We're currently running a netwok of 800+ PCs and 20+ servers, the network infrastucture is along the lines of Core Switch 10Gb-> Area Switch 2GB-> Local Switch 1GB-> Desktop. All running 3Com equipment(1).
We have 3 Area switches for four areas (A, B ,C, D is merged with the core), each area switch will have between 10 and 20 local switches connected to these. There is also a backup core switch, lesser powered but connected as the main core switch is.
We also have an IP phone system. The Computers/servers and swicthes are on a 10.x ip range, the phones on a 192.168.x range. Computers generally don't have to talk to each other except in computer labs, but they do need to be able to talk to most of our servers (AD, DNS, Exchange, File storage etc.)
When we set up, it was decided that we were to have 3 VLANs, one for Switches & Computers, one for Phones and one for server replication (this was against the 3Com engineers advice). The network has been stable and working since this point(2), but we've now started to upgrade to SAN and Virtualisation environement. Now splitting this new infrastructure into seperate VLANs makes sense, and re visting how our VLANS are set up seems sensible.
It's now being proposed that VLANs should be set up in a room by room basis, ie a computer lab with 5+ PCs should be it's own VLAN, but if we follow this model we'll be looking at least at 25 "new" VLANS, plus the VLANS for SAN/Virtual servers. Which seems to me will add an excessive amount of administration, although I am quite happly to be proved wrong.
What would be best practice seem to suggest? Is there a certain number of PCs that are advisable not to go over/below in a VLAN.
(1) The 3Com switches (3870 & 8800) route between VLANs differently to how some others do it, it doesn't require a seperate router as they are layer3.

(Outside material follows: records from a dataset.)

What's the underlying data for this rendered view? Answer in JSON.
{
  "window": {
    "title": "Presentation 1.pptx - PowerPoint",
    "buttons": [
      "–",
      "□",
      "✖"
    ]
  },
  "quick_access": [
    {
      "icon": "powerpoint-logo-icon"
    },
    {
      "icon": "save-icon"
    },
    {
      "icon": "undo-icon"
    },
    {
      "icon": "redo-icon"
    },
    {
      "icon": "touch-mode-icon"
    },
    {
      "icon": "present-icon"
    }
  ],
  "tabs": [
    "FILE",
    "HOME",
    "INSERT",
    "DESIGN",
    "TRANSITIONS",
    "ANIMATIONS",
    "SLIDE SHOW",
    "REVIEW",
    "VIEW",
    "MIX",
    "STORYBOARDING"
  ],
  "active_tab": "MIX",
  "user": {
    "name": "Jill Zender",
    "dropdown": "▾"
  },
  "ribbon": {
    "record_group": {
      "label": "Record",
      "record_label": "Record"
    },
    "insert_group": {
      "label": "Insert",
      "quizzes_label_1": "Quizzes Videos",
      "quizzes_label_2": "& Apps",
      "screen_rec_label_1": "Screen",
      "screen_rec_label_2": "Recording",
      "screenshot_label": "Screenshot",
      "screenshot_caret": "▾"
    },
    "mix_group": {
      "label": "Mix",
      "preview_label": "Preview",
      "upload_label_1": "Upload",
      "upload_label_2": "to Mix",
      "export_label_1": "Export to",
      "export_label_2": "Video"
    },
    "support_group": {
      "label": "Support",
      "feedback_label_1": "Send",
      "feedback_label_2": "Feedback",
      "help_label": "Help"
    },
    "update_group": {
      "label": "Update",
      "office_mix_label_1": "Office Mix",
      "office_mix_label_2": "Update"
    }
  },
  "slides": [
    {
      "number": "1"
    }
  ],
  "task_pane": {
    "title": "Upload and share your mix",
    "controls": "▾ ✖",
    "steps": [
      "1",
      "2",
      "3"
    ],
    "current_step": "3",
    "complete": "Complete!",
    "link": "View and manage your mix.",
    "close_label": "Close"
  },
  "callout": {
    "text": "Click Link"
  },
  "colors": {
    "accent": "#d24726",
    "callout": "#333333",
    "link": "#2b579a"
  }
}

(2) We do sometimes get high discard rates, or STP changes, and at time 3Com Network director report that switches are underload and slow to respond to pings, or a failed switch managing to take down the network (all phone & computer VLANS!, once, no idea why)